The answer should be each line from the entries below that has the word "Iniciar" in it.
----------------------------------------
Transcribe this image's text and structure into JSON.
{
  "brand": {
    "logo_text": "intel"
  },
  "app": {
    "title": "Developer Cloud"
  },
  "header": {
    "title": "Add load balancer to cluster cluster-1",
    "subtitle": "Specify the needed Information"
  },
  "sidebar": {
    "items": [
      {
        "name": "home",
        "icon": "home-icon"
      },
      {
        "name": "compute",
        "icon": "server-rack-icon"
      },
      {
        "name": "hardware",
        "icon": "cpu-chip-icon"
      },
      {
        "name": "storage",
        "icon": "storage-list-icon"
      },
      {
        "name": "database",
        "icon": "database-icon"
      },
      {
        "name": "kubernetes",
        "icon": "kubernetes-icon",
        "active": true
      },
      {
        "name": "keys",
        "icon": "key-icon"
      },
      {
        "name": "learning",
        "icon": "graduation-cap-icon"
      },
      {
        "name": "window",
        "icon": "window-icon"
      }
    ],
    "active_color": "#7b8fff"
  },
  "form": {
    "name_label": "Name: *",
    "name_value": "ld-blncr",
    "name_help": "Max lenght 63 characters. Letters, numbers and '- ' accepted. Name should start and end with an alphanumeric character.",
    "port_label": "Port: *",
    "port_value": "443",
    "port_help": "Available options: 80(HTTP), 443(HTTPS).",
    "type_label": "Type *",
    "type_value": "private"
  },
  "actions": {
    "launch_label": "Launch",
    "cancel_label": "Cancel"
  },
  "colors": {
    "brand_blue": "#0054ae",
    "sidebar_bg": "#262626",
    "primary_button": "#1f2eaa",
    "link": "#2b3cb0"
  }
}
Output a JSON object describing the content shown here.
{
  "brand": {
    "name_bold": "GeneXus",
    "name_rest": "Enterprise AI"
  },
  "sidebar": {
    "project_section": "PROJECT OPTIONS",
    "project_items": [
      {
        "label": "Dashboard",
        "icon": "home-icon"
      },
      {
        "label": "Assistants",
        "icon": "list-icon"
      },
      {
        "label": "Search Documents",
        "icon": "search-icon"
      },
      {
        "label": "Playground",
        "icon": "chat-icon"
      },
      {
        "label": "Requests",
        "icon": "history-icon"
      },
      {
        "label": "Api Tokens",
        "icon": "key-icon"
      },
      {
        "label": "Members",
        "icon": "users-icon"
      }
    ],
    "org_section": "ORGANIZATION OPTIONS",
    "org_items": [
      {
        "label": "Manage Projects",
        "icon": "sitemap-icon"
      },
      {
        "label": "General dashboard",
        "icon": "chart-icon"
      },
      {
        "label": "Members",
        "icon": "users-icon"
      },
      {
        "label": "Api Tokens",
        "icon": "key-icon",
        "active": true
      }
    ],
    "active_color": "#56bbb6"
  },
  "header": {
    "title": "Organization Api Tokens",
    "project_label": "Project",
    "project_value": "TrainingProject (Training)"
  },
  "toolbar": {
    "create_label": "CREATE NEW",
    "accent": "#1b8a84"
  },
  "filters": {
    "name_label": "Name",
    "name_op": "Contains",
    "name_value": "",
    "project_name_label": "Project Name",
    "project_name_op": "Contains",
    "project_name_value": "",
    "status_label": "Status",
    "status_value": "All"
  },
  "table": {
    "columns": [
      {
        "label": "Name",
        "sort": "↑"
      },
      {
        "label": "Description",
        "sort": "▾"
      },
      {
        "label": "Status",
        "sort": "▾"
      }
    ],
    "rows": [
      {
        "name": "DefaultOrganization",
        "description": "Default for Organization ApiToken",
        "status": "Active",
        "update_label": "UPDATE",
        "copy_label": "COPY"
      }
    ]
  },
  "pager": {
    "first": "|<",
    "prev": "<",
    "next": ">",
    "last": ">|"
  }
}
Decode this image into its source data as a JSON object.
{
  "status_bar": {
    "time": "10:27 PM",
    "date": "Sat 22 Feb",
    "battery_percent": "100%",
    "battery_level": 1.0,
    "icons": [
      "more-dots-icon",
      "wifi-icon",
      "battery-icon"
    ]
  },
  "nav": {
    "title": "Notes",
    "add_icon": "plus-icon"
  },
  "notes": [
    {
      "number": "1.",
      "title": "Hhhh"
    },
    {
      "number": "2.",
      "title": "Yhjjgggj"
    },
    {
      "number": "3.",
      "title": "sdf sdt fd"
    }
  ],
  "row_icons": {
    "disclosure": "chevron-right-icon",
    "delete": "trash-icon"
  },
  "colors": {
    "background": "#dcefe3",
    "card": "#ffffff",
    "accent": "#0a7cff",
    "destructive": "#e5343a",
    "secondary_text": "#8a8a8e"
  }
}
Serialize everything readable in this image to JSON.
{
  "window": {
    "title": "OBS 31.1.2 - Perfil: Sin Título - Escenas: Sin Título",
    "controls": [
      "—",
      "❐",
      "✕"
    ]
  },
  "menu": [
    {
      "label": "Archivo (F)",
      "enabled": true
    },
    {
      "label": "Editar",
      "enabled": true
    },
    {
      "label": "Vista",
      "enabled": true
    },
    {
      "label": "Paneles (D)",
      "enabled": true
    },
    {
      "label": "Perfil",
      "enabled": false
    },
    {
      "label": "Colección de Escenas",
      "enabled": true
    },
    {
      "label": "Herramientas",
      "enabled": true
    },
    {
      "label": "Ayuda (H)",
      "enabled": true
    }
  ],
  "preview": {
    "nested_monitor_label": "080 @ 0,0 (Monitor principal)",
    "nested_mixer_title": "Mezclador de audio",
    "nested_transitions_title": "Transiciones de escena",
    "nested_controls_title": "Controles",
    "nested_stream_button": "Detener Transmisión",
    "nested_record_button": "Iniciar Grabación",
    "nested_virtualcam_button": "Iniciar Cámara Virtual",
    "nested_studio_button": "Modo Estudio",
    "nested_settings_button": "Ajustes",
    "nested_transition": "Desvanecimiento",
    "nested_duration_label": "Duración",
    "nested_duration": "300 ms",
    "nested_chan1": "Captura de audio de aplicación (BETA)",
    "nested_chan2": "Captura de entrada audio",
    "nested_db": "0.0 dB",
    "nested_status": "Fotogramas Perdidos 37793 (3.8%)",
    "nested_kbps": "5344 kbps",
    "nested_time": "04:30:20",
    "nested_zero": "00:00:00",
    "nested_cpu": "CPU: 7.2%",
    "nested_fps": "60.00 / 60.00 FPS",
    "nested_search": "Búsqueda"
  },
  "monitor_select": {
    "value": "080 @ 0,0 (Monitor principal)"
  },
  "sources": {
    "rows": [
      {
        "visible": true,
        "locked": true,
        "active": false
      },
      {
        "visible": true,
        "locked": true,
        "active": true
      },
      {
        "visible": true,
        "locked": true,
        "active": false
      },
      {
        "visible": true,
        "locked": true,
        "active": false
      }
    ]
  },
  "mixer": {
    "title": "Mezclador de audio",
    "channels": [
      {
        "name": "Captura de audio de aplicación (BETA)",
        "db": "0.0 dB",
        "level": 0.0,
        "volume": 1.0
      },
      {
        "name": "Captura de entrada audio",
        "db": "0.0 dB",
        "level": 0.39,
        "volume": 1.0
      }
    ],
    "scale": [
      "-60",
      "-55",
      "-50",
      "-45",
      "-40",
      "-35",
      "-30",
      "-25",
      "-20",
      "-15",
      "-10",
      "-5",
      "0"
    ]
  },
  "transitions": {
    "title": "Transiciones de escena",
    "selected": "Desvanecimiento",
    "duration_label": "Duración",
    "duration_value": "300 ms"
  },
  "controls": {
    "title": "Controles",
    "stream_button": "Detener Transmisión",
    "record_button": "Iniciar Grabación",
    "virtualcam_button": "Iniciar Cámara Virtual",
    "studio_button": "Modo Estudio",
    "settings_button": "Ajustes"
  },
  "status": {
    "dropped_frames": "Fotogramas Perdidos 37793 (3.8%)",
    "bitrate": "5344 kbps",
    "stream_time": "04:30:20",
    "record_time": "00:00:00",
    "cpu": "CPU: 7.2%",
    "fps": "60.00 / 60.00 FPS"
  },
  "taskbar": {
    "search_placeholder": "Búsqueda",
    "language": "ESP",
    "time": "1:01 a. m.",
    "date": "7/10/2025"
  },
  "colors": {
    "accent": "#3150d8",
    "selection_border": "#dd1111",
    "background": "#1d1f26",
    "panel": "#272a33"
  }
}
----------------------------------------
Written answer
    "nested_record_button": "Iniciar Grabación",
    "nested_virtualcam_button": "Iniciar Cámara Virtual",
    "record_button": "Iniciar Grabación",
    "virtualcam_button": "Iniciar Cámara Virtual",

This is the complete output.